The TSE judge given the task of studying the case, Herman Benjamin, is expected to seek to annul the 2014 election. He criticized the delay in a case that was opened two-and-a-half years ago.
The 2014 election will go down as the longest in Brazilian history, Benjamin told the court. We can't turn this into an endless trial. We can't hear everybody. We can't hear Adam and Eve and the serpent.
However the prospect of removing a second president in less than a year is sure to stir political turbulence, just as Brazil’s economy is showing tentative signs of emerging from its worst recession on record.
“It would create more confusion,” ex president Fernando Henrique Cardoso, of the PSDB party, warned in a radio interview on Monday, urging the court not to make a decision that would scare off investment.
Among possible outcomes, the court could decide to throw out the case because Rousseff is no longer in office or declare her election victory void but decide that Temer had no responsibility in the illegal funding.

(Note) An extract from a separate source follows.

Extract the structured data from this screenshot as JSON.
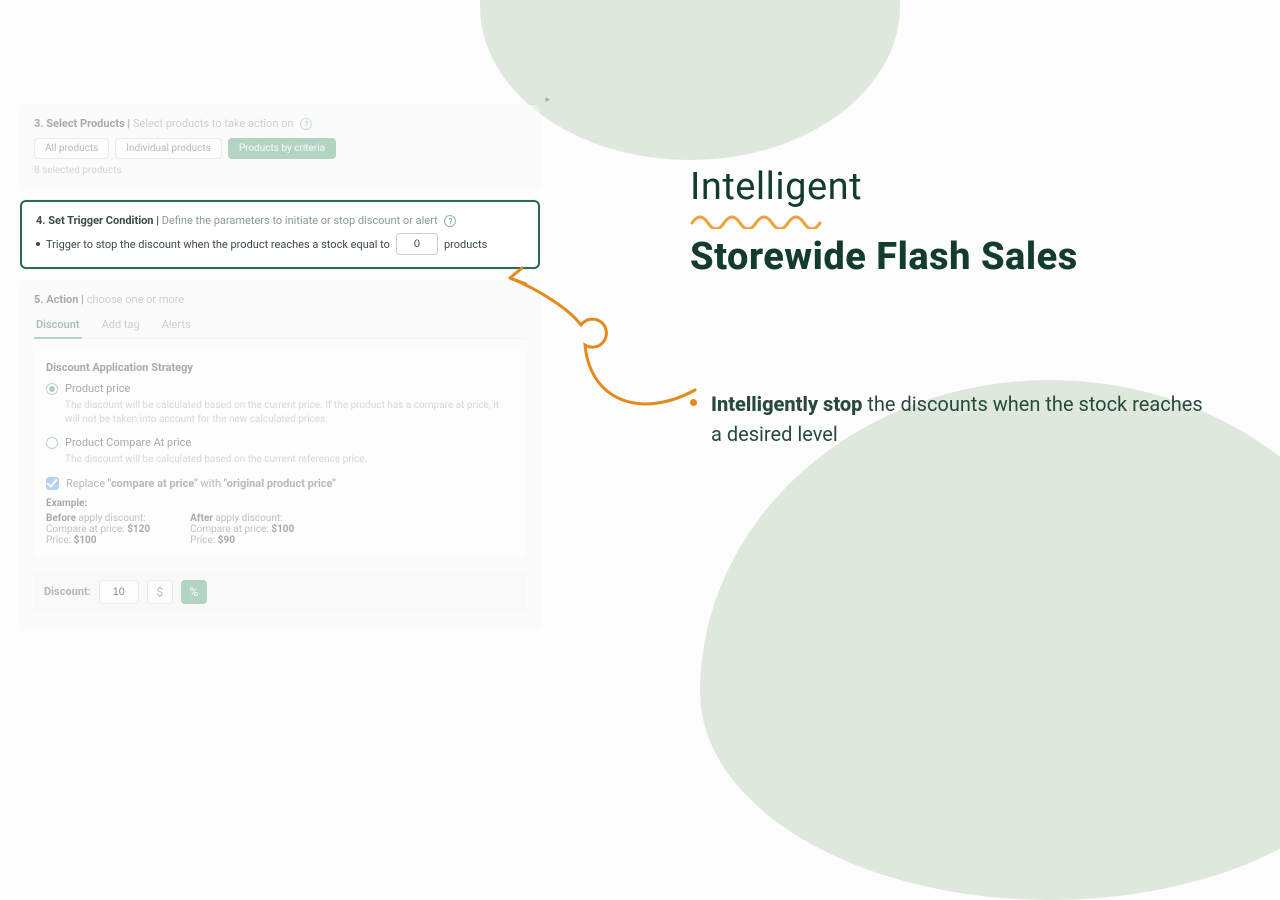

Temer is currently serving the third year of Rousseff's second four-year term. If a president is removed in the last two years of a four-year term, Congress would get to pick the successor rather than via a popular vote. His coalition hold a majority in Congress, which would enable him to stay in office.